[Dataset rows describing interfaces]
────
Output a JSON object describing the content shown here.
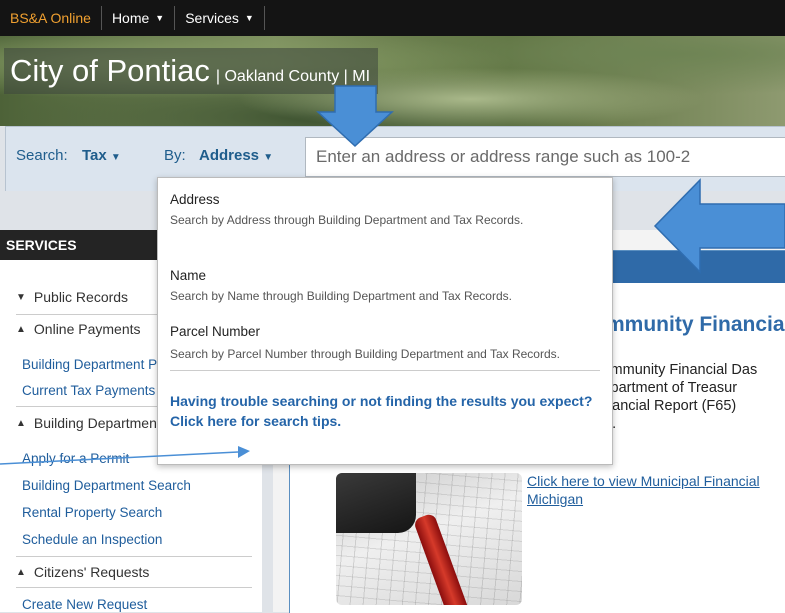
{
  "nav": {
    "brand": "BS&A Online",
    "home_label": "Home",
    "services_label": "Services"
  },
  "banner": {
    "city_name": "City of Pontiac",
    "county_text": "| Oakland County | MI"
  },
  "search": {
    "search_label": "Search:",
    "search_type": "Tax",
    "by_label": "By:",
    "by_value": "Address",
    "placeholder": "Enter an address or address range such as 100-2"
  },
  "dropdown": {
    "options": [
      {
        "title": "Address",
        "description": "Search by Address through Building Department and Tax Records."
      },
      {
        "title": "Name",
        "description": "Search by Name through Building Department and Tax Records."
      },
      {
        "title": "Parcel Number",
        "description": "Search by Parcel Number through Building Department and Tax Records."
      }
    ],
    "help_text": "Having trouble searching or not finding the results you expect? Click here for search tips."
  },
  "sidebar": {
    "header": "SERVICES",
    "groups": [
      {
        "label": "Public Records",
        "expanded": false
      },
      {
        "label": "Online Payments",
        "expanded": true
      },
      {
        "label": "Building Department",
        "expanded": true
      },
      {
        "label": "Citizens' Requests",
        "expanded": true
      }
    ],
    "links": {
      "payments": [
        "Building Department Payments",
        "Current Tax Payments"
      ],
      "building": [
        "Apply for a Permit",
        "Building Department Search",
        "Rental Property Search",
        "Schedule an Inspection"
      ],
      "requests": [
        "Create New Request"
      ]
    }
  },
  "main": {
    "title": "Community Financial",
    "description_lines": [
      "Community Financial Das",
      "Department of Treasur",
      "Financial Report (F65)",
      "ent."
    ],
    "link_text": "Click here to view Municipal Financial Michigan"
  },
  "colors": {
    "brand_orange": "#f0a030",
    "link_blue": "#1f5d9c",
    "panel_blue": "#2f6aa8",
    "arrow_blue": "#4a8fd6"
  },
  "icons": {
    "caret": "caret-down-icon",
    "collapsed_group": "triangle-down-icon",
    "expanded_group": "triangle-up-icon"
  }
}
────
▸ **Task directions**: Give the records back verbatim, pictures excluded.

▸ **Result for this task**:
Output a JSON object describing the content shown here.
{
  "nav": {
    "brand": "BS&A Online",
    "home_label": "Home",
    "services_label": "Services"
  },
  "banner": {
    "city_name": "City of Pontiac",
    "county_text": "| Oakland County | MI"
  },
  "search": {
    "search_label": "Search:",
    "search_type": "Tax",
    "by_label": "By:",
    "by_value": "Address",
    "placeholder": "Enter an address or address range such as 100-2"
  },
  "dropdown": {
    "options": [
      {
        "title": "Address",
        "description": "Search by Address through Building Department and Tax Records."
      },
      {
        "title": "Name",
        "description": "Search by Name through Building Department and Tax Records."
      },
      {
        "title": "Parcel Number",
        "description": "Search by Parcel Number through Building Department and Tax Records."
      }
    ],
    "help_text": "Having trouble searching or not finding the results you expect? Click here for search tips."
  },
  "sidebar": {
    "header": "SERVICES",
    "groups": [
      {
        "label": "Public Records",
        "expanded": false
      },
      {
        "label": "Online Payments",
        "expanded": true
      },
      {
        "label": "Building Department",
        "expanded": true
      },
      {
        "label": "Citizens' Requests",
        "expanded": true
      }
    ],
    "links": {
      "payments": [
        "Building Department Payments",
        "Current Tax Payments"
      ],
      "building": [
        "Apply for a Permit",
        "Building Department Search",
        "Rental Property Search",
        "Schedule an Inspection"
      ],
      "requests": [
        "Create New Request"
      ]
    }
  },
  "main": {
    "title": "Community Financial",
    "description_lines": [
      "Community Financial Das",
      "Department of Treasur",
      "Financial Report (F65)",
      "ent."
    ],
    "link_text": "Click here to view Municipal Financial Michigan"
  },
  "colors": {
    "brand_orange": "#f0a030",
    "link_blue": "#1f5d9c",
    "panel_blue": "#2f6aa8",
    "arrow_blue": "#4a8fd6"
  },
  "icons": {
    "caret": "caret-down-icon",
    "collapsed_group": "triangle-down-icon",
    "expanded_group": "triangle-up-icon"
  }
}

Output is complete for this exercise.